popular art 21 5                   Socialist Realism 181,186           Williams, R. 6                 women's movement     14,205,206
Prieto,L. 35                       sociology 2,87,103                  Winogrand, G. 206-7            Wood,N. 131
primal phantasies 204              Sontag, S. 121,129,175              wish-fulfilment 141,153,199,   Works Progress
production apparatus 22 -3,24,     SovetskoeFoto 177,179,186               200                            Administration   113
    27.31                          speech (parole) 50- 1,59
production relations 17            Spence,J. 14
ProletarskoeFoto 179,181           Stendhal, H. B. 57
propaganda 27                      Stieglitz, A. 13, gaff, 98ff
prosodic features 35,65,223        Strand, P. 102-3
                                   Structuralism 13,48-9,145
quality   16ff, 91                 structure 34,144
                                   Stryker,R. 125-8,131,138-9

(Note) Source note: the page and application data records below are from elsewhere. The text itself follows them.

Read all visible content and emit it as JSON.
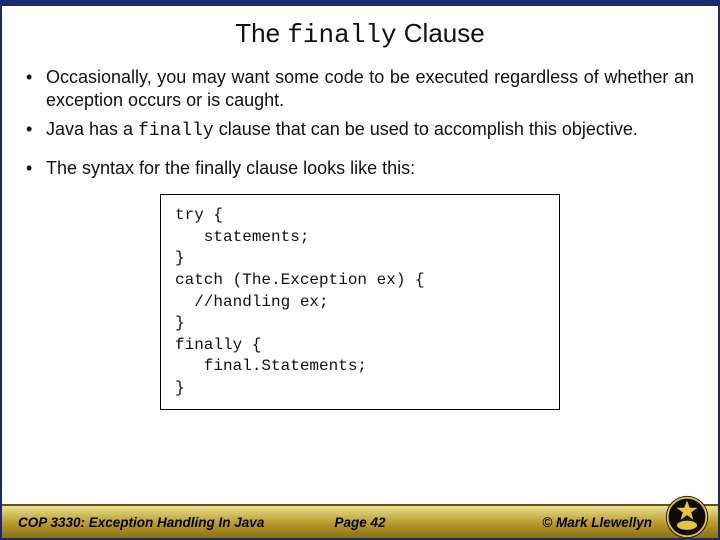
{
  "title": {
    "pre": "The ",
    "code": "finally",
    "post": " Clause"
  },
  "bullets": [
    {
      "text": "Occasionally, you may want some code to be executed regardless of whether an exception occurs or is caught.",
      "code": ""
    },
    {
      "text_pre": "Java has a ",
      "code": "finally",
      "text_post": " clause that can be used to accomplish this objective."
    },
    {
      "text": "The syntax for the finally clause looks like this:",
      "code": ""
    }
  ],
  "code": "try {\n   statements;\n}\ncatch (The.Exception ex) {\n  //handling ex;\n}\nfinally {\n   final.Statements;\n}",
  "footer": {
    "course": "COP 3330: Exception Handling In Java",
    "page": "Page 42",
    "author": "© Mark Llewellyn"
  }
}
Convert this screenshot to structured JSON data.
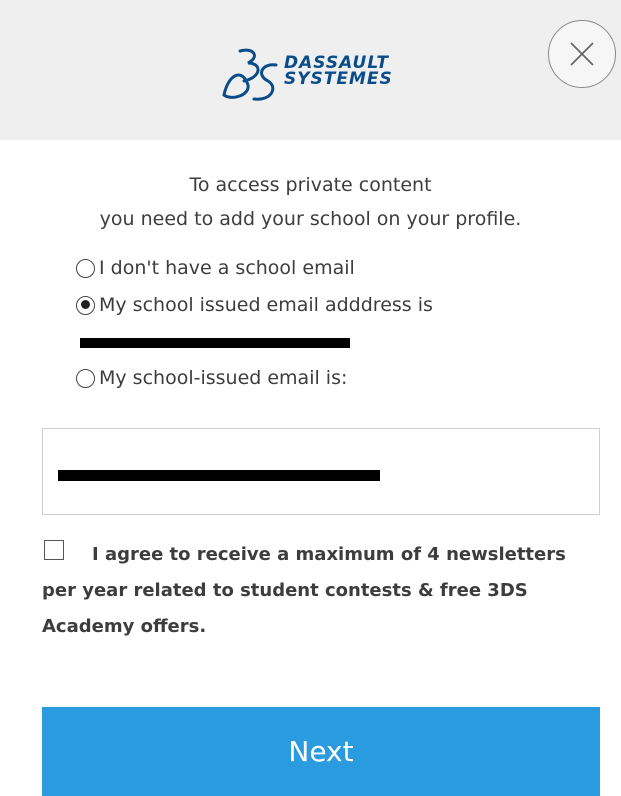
{
  "header": {
    "logo_line1": "DASSAULT",
    "logo_line2": "SYSTEMES",
    "brand_color": "#0a4c8a",
    "close_icon": "close-icon"
  },
  "intro": {
    "line1": "To access private content",
    "line2": "you need to add your school on your profile."
  },
  "options": [
    {
      "label": "I don't have a school email",
      "checked": false
    },
    {
      "label": "My school issued email adddress is",
      "checked": true
    },
    {
      "label": "My school-issued email is:",
      "checked": false
    }
  ],
  "email_input": {
    "value": ""
  },
  "consent": {
    "checked": false,
    "text": "I agree to receive a maximum of 4 newsletters per year related to student contests & free 3DS Academy offers."
  },
  "next_button": {
    "label": "Next",
    "color": "#2b9be0"
  }
}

Racine, J. 68-9                    subject 14,145ff, 188,211,231
Raphael, M. 112,225                substance 34,57
RAPKH 186                          superstructure 4
Realism 3,10,13,14,56,85,          Surrealism 98,168-71,157
     107-8, IlOff, 132ff, 174      suture 188ff
Renger-Patzsch, A. 24,167          Swift,J. 175
representation 4 , 5 , 8 -9,14,    Swiners, J.-L. 70
     111-12,124,146,150,164,       syllepsis 68-9
     205,206                       symbolic order 145
rhetoric (see also codes,          Symbolism 12,97,99,100,135
     rhetorical) 19,68ff, 85,106   synchrony 52- 3
rhetorical arguments 38            syntagm 50,55-6,59,62,70,72,
rhetorical figures 37,70,74ff           75
  figured language 70-1            system 55-6,59,62
rhetorical premises 38             Szarkowski. J. 208- 11
Riis, J. 104
Rodchenko, A. 162-4,166,           Talbot, W. H. F. 86,93
     177ff                         tapestries 119-20
Roh,F. 167                         technique 17ff
Romanticism 3, 10,40,71,97,        tendency 16ff,27,111
      102,119,135,155-6,168,       'third effect' 67-8
      173                          Todorov, T. 12- 13,68-9
ROPF 180,212                       Tolstoy, L. 107,135-8,180
Rosenblum, B. 2 13- 14             Tretyakov, S. 12,18,161-6
Rothstein, A. 132                  truth 129-32
Russian Formalism 12- 13
Russian Futurism 157ff, 170        unconscious (see also codes ofthe
                                       unconscious) 38,82,97,195,
Saussure, F. de 50ff,63,156            200-2,211
scopophilia 152,187 -8             use-value 45
secondary revision 195,197
semes 35,36,64                     value 51-2
semiology 49-50,60,143,146         vision 156,160,173,174,178,
semiotics 60,143                        180,192ff, 206
Shklovsky, V. 68,158-61            vocational training 3
sign 53-4,223                      Volkov-Lannit, L. 180
signified 50,53-4                  voyeurism 148,187,189,204
signifier 50,53-4                  Vygotsky,L. 197
signs 36,64
Sloan, J. 110                      Weegee    91

				
DOCUMENT INFO
Shared By:
Categories:
Stats:
views:384
posted:8/11/2011
language:English
pages:126
Description: thinking photography edited by victor burgin